* [EXERCISE PROMPT]
Your task is to give the entries back exactly, leaving nothing out.

Start of Block

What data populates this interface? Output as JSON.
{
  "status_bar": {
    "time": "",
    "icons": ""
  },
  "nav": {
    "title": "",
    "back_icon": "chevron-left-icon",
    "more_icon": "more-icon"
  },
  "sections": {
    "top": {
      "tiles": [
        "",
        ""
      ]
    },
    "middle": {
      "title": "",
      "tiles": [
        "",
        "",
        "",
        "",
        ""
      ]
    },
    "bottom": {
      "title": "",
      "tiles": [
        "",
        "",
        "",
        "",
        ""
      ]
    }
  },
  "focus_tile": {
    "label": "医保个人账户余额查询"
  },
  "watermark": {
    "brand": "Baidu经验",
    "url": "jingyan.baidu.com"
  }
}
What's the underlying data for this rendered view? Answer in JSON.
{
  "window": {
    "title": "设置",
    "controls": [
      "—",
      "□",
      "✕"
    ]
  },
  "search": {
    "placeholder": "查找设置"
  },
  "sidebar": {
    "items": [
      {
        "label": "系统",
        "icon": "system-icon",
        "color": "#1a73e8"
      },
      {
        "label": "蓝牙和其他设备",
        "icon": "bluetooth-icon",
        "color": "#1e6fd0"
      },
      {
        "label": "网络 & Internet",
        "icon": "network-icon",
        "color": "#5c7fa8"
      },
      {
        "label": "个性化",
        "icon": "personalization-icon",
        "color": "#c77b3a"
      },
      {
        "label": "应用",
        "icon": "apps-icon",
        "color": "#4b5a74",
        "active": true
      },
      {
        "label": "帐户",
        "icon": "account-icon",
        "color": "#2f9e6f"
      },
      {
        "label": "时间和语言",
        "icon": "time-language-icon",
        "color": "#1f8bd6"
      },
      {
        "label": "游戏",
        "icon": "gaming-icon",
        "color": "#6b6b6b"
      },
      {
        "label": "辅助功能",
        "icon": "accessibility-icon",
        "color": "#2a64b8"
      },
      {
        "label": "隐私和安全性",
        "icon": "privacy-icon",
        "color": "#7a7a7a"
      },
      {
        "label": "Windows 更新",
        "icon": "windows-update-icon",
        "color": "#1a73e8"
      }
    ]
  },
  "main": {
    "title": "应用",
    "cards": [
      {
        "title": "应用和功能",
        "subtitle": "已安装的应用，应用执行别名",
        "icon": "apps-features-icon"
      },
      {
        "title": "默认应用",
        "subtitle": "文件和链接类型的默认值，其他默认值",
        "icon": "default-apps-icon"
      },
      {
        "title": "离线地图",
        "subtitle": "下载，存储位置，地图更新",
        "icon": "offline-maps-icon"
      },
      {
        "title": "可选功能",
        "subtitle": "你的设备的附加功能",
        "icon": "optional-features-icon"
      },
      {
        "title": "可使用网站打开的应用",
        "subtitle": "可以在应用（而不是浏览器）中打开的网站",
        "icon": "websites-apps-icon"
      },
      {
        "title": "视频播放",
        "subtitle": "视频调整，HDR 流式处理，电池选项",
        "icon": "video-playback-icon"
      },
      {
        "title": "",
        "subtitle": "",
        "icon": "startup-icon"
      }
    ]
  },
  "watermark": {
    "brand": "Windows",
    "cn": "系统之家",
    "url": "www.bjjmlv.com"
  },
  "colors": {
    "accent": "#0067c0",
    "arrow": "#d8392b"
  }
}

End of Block

* [RESULT OF THIS EXERCISE]
What data populates this interface? Output as JSON.
{
  "status_bar": {
    "time": "",
    "icons": ""
  },
  "nav": {
    "title": "",
    "back_icon": "chevron-left-icon",
    "more_icon": "more-icon"
  },
  "sections": {
    "top": {
      "tiles": [
        "",
        ""
      ]
    },
    "middle": {
      "title": "",
      "tiles": [
        "",
        "",
        "",
        "",
        ""
      ]
    },
    "bottom": {
      "title": "",
      "tiles": [
        "",
        "",
        "",
        "",
        ""
      ]
    }
  },
  "focus_tile": {
    "label": "医保个人账户余额查询"
  },
  "watermark": {
    "brand": "Baidu经验",
    "url": "jingyan.baidu.com"
  }
}
What's the underlying data for this rendered view? Answer in JSON.
{
  "window": {
    "title": "设置",
    "controls": [
      "—",
      "□",
      "✕"
    ]
  },
  "search": {
    "placeholder": "查找设置"
  },
  "sidebar": {
    "items": [
      {
        "label": "系统",
        "icon": "system-icon",
        "color": "#1a73e8"
      },
      {
        "label": "蓝牙和其他设备",
        "icon": "bluetooth-icon",
        "color": "#1e6fd0"
      },
      {
        "label": "网络 & Internet",
        "icon": "network-icon",
        "color": "#5c7fa8"
      },
      {
        "label": "个性化",
        "icon": "personalization-icon",
        "color": "#c77b3a"
      },
      {
        "label": "应用",
        "icon": "apps-icon",
        "color": "#4b5a74",
        "active": true
      },
      {
        "label": "帐户",
        "icon": "account-icon",
        "color": "#2f9e6f"
      },
      {
        "label": "时间和语言",
        "icon": "time-language-icon",
        "color": "#1f8bd6"
      },
      {
        "label": "游戏",
        "icon": "gaming-icon",
        "color": "#6b6b6b"
      },
      {
        "label": "辅助功能",
        "icon": "accessibility-icon",
        "color": "#2a64b8"
      },
      {
        "label": "隐私和安全性",
        "icon": "privacy-icon",
        "color": "#7a7a7a"
      },
      {
        "label": "Windows 更新",
        "icon": "windows-update-icon",
        "color": "#1a73e8"
      }
    ]
  },
  "main": {
    "title": "应用",
    "cards": [
      {
        "title": "应用和功能",
        "subtitle": "已安装的应用，应用执行别名",
        "icon": "apps-features-icon"
      },
      {
        "title": "默认应用",
        "subtitle": "文件和链接类型的默认值，其他默认值",
        "icon": "default-apps-icon"
      },
      {
        "title": "离线地图",
        "subtitle": "下载，存储位置，地图更新",
        "icon": "offline-maps-icon"
      },
      {
        "title": "可选功能",
        "subtitle": "你的设备的附加功能",
        "icon": "optional-features-icon"
      },
      {
        "title": "可使用网站打开的应用",
        "subtitle": "可以在应用（而不是浏览器）中打开的网站",
        "icon": "websites-apps-icon"
      },
      {
        "title": "视频播放",
        "subtitle": "视频调整，HDR 流式处理，电池选项",
        "icon": "video-playback-icon"
      },
      {
        "title": "",
        "subtitle": "",
        "icon": "startup-icon"
      }
    ]
  },
  "watermark": {
    "brand": "Windows",
    "cn": "系统之家",
    "url": "www.bjjmlv.com"
  },
  "colors": {
    "accent": "#0067c0",
    "arrow": "#d8392b"
  }
}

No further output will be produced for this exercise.